In many cases, AI systems rely on predefined rules and logic that humans develop. These rules govern the system’s behavior and decision-making processes. Another characteristic quality of AI systems is that they typically rely on human-designed rules more than on data-driven learning. They may use data for optimization and performance improvement, but human experts often guide the learning process.
As mentioned, generative AI represents a specialised branch within AI. Examples of genAI, such as ChatGPT, DALL-E, and DALL-E 2, can create entirely new content, including text, images, audio, and more, based on patterns and information they have learned from existing datasets.
These models are heavily reliant on data-driven learning. They “learn” patterns and information from extensive datasets, enabling them to generate creative and novel outputs.
ChatGPT is a prime example of Generative AI. The “GPT” in its name stands for “generative pretrained transformer”.
ChatGPT is a language model that can generate human-like text based on the input it receives. It doesn’t rely on predefined rules but rather generates responses by drawing from vast amounts of text data it has been trained on. This allows the model to engage in natural language conversations and provide contextually relevant responses.

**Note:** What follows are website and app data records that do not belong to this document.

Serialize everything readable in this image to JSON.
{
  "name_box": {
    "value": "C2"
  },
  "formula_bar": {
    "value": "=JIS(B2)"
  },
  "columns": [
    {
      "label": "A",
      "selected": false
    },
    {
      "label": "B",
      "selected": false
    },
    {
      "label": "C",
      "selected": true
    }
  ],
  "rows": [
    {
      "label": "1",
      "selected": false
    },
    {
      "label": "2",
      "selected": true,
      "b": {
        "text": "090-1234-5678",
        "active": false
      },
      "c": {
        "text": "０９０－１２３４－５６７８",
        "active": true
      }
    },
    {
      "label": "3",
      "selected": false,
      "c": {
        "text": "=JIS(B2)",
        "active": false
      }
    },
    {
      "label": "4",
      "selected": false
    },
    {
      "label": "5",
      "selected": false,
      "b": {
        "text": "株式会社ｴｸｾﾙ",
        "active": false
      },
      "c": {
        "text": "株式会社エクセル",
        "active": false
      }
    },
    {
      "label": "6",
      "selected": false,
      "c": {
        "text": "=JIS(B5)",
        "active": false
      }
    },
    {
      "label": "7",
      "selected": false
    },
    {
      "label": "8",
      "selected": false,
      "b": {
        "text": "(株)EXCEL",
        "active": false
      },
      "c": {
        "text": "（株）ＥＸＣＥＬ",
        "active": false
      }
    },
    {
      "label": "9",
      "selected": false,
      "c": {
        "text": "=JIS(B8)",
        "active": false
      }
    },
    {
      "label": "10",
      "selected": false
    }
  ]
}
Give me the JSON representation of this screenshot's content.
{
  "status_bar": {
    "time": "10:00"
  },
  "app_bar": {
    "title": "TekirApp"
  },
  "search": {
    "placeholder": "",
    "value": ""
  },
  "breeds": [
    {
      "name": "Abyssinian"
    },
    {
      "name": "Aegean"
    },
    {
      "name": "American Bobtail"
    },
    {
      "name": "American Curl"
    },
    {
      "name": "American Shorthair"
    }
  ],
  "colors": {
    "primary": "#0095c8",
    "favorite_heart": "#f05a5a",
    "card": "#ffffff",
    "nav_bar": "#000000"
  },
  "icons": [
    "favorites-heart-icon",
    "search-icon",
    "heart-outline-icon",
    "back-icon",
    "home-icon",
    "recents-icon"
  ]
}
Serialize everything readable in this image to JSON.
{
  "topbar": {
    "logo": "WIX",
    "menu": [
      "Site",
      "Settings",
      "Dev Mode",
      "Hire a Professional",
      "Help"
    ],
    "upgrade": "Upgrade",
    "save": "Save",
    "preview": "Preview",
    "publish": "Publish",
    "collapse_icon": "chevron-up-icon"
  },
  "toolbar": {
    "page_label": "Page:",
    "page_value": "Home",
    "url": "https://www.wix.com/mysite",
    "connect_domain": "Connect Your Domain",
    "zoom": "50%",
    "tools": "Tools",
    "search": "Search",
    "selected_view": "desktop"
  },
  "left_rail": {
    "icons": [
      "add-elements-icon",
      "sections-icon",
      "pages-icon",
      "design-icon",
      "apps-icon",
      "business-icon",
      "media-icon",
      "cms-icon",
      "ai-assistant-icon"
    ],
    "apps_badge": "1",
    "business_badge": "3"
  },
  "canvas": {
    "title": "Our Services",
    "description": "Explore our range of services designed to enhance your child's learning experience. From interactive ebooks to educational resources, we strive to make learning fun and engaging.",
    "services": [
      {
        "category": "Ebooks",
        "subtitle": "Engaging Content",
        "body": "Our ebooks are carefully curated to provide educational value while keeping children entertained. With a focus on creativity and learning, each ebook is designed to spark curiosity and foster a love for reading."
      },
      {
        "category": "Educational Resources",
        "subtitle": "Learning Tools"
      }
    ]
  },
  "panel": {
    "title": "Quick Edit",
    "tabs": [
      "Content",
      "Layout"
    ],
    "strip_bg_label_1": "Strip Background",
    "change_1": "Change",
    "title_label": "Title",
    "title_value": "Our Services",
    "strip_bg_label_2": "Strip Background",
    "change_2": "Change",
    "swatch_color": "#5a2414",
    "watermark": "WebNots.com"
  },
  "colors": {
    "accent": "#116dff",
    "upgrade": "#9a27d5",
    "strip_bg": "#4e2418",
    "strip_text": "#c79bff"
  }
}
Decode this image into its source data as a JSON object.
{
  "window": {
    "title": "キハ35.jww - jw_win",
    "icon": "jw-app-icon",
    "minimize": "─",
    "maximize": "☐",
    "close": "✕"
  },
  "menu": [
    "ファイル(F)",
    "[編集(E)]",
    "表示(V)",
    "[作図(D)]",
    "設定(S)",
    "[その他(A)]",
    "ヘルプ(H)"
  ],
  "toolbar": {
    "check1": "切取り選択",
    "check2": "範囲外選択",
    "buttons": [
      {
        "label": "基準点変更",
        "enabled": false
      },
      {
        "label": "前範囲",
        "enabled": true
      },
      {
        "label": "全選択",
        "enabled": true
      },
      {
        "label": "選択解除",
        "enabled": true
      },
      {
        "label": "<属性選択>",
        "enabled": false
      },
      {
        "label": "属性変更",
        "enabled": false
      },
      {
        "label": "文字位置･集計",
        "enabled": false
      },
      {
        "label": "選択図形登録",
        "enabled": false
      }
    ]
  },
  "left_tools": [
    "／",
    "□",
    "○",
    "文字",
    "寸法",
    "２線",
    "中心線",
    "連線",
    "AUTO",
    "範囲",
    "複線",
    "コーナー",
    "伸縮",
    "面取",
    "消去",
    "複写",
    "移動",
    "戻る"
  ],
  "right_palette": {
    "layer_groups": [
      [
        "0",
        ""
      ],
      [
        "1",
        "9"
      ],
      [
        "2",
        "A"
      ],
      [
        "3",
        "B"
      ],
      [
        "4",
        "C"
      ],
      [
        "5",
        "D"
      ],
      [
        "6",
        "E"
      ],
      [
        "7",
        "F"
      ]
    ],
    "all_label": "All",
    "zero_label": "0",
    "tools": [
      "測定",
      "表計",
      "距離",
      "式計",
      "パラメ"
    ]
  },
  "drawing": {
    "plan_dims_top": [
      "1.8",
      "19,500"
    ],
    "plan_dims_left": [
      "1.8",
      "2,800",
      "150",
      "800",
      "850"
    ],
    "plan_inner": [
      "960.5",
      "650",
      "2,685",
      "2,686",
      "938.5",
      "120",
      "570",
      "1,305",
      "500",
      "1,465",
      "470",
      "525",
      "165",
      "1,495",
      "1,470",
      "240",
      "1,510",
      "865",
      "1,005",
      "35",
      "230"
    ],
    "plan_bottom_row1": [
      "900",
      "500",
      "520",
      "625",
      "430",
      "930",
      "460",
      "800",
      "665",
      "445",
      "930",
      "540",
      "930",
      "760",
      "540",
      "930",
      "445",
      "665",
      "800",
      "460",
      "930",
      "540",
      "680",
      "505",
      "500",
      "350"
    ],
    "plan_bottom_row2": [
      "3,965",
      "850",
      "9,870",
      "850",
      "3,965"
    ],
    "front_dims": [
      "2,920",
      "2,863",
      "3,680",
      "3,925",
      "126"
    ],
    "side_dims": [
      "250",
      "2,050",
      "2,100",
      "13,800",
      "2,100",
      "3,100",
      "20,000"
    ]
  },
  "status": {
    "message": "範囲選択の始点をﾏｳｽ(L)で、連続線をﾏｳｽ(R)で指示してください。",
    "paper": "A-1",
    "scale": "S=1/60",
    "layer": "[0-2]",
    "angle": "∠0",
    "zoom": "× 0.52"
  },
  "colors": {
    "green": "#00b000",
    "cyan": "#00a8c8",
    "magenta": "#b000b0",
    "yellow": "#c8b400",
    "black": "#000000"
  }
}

DALL-E and DALL-E 2 are examples of genAI image creation systems that generate images from textual descriptions. For instance, you can describe a concept or a scene in words, and DALL-E would create an image corresponding to that description.
Generative AI can be applied across different modalities of data. Here are some examples of it:
Text generation: systems like GPT-3, LaMDA, LLaMA, Bloom, and GPT-4 can understand, translate, and generate natural language text. Datasets such as BookCorpus and Wikipedia have played a crucial role in training these models.
Code generation: OpenAI’s Codex is an example of genAI trained on programming language text, thus able to generate source code for new computer programs.
Healthcare: Different gen AI models can help generate synthetic medical data to develop new drugs and design clinical trials.
Molecule generation: Systems using generative AI can be used in scientific research. Models trained on sequences of amino acids or molecular representations, such as SMILES notation, have had a key role in protein structure prediction and drug discovery. AlphaFold is an example in this category, utilising various biological datasets.
Robotics: Generative AI can also learn from the motions of robotic systems and generate new trajectories for motion planning or navigation. For instance, Google’s UniPi uses natural language prompts to control the movements of a robot arm, making human–robot interaction more intuitive and versatile. Multimodal models like Google’s RT-2 combine visual input and user prompts to perform complex tasks, such as picking up objects from a table covered with various items.
Google’s, Mozilla’s, Meta’s, and Microsoft’s Generative AI Implementations
Tech giants like Google, Mozilla, Meta, and Microsoft are the leaders in implementing generative AI technologies. While Bard, Bing, and Aria have gained recognition as web browser implementations, the tech industry’s focus on genAI goes beyond browsers.
In an interview with Reuters, Apple’s CEO emphasised the company’s USD 22.6 billion investment in generative AI research and development. He also unveiled an internal chatbot, nicknamed Apple GPT, which may have uses in Apple Care. Tim Cook has confirmed that Apple has been experimenting with generative AI “for years”.
In February 2023, Meta introduced the Large Language Model Meta AI (LlaMa). LlaMa is designed for researchers to advance their knowledge in the AI field, with 7 billion smaller models accessible to those with limited computational resources.
The advertising landscape is also being transformed, with Google’s Performance Max optimising campaign performance across diverse channels. The tool leverages machine learning to automate ad targeting, creative decisions, and placement of marketers’ ad dollars across Google’s advertising ecosystem.